For The Record
I work for Praco, the company that assists the Pikes Peak Hill Climb with advertising, public relations and printed materials such as the race program. Last week, I received a phone call from Glenn Harris, a former hill climb competitor. He took issue with the story that appeared in your November ’91 issue, “Politics At The Peak.” The second to last paragraph begins, “(Don) Adams would have made history by winning two divisions in the same race.” According to the book, “Pikes Peak Is Unser Mountain” by Stanley L. DeGeer, Glenn Harris won both the Truck S and Group A Open Rally divisions in 1986. Unfortunately, the Group A Open Rally division was not included in the Pikes Peak Auto Hill Climb Champions listed in the ’91 program, which could have confused the author. Race categories at the event have changed from time to time and different categories have been added and dropped. Unfortunately, some of the divisions that no longer exist were dropped from the ’91 program, and I apologize for the error. I’ll be sure that complete winner statistics are included in the ’92 version. I’m simply letting you know that Mr. Harris has a grievance and will let you decide from here what action, if any, you would like to take. I have written to him and explained the program error. Amy Starks, Praco, Ltd., Colorado Springs, CO
Thanks for bringing this point to our attention— it obviously needs some clarification beyond what you state in your letter. After checking a copy of DeGreery book, “Pikes Peak Is Unser Mountain,” we discovered that Mr. Harris is listed as winner of the Group A Rally Division in 1988, not 1986, as well as being listed at the Truck S class winner the same year, earning him the distinction of being a two-time winner in the same race. Don Adams, did in fact, nearly repeat that feat in 1990 by winning Division C for Production Class vehicles in an all- wheel-drive Eagle Talon, only to have his hopes for a win in Class F for trucks dashed by time penalties for starting out of line.
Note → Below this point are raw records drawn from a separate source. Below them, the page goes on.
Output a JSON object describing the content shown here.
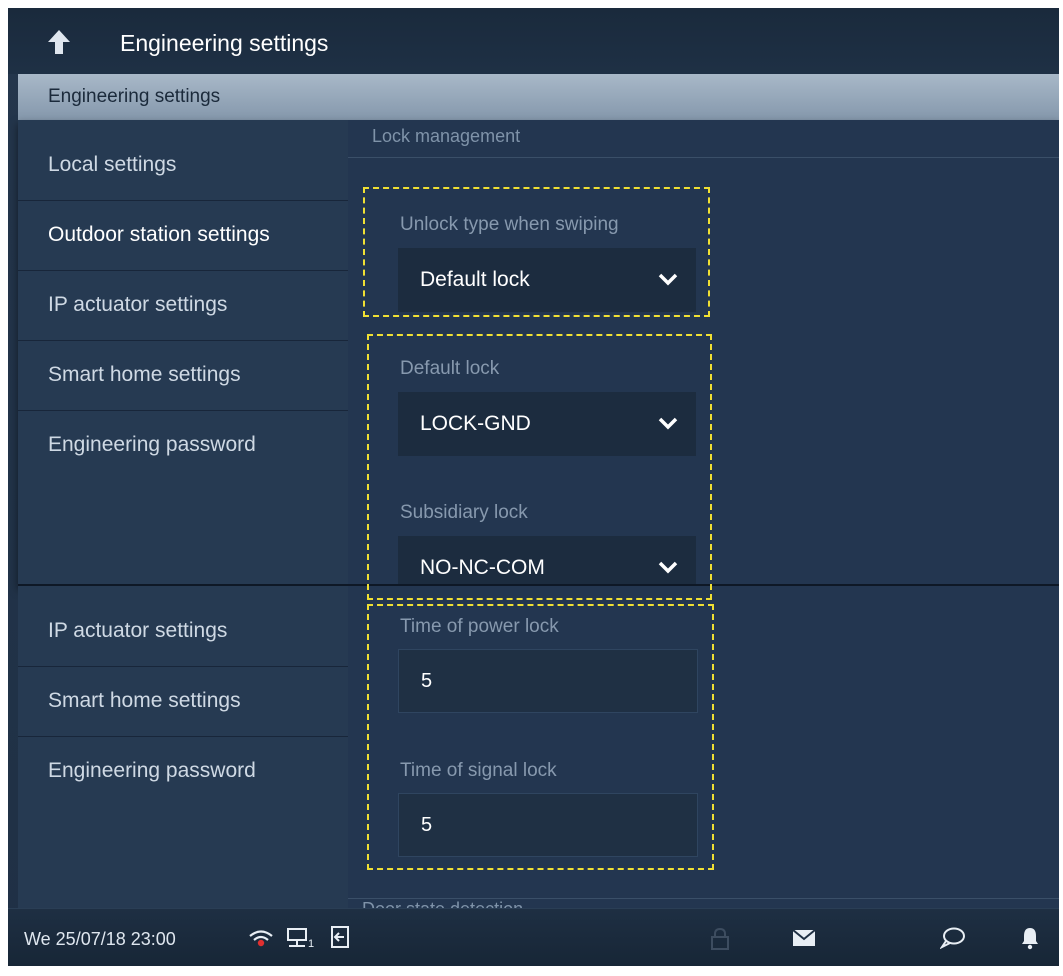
{
  "header": {
    "title": "Engineering settings"
  },
  "engineering_bar": {
    "label": "Engineering settings"
  },
  "nav": {
    "items": [
      {
        "label": "Local settings"
      },
      {
        "label": "Outdoor station settings"
      },
      {
        "label": "IP actuator settings"
      },
      {
        "label": "Smart home settings"
      },
      {
        "label": "Engineering password"
      }
    ]
  },
  "lock_management": {
    "section_title": "Lock management",
    "unlock_type": {
      "label": "Unlock type when swiping",
      "value": "Default lock"
    },
    "default_lock": {
      "label": "Default lock",
      "value": "LOCK-GND"
    },
    "subsidiary_lock": {
      "label": "Subsidiary lock",
      "value": "NO-NC-COM"
    }
  },
  "lower_nav": {
    "items": [
      {
        "label": "IP actuator settings"
      },
      {
        "label": "Smart home settings"
      },
      {
        "label": "Engineering password"
      }
    ]
  },
  "timing": {
    "power_lock": {
      "label": "Time of power lock",
      "value": "5"
    },
    "signal_lock": {
      "label": "Time of signal lock",
      "value": "5"
    }
  },
  "partial_section": {
    "label": "Door state detection"
  },
  "status_bar": {
    "datetime": "We 25/07/18  23:00",
    "network_index": "1",
    "icons": [
      "wifi-off-icon",
      "network-icon",
      "exit-icon",
      "lock-icon",
      "mail-icon",
      "chat-icon",
      "bell-icon"
    ]
  },
  "colors": {
    "background": "#24364c",
    "highlight_border": "#f0e033",
    "status_alert": "#e03030"
  }
}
According to the records, Adams did in fact run the hill quicker than eventual winner Jack Flannery timewise, but was assessed 40 seconds in penalties for starting out of position, because his helicopter ride from the top delayed his arrival at the starting line. An appeal of the penalty assessment was denied by the sanctioning body. In defense of our author, and citing your own point, the information on Mr. Harris’ accomplishment was not included in the press materials and was subsequently left out of the story.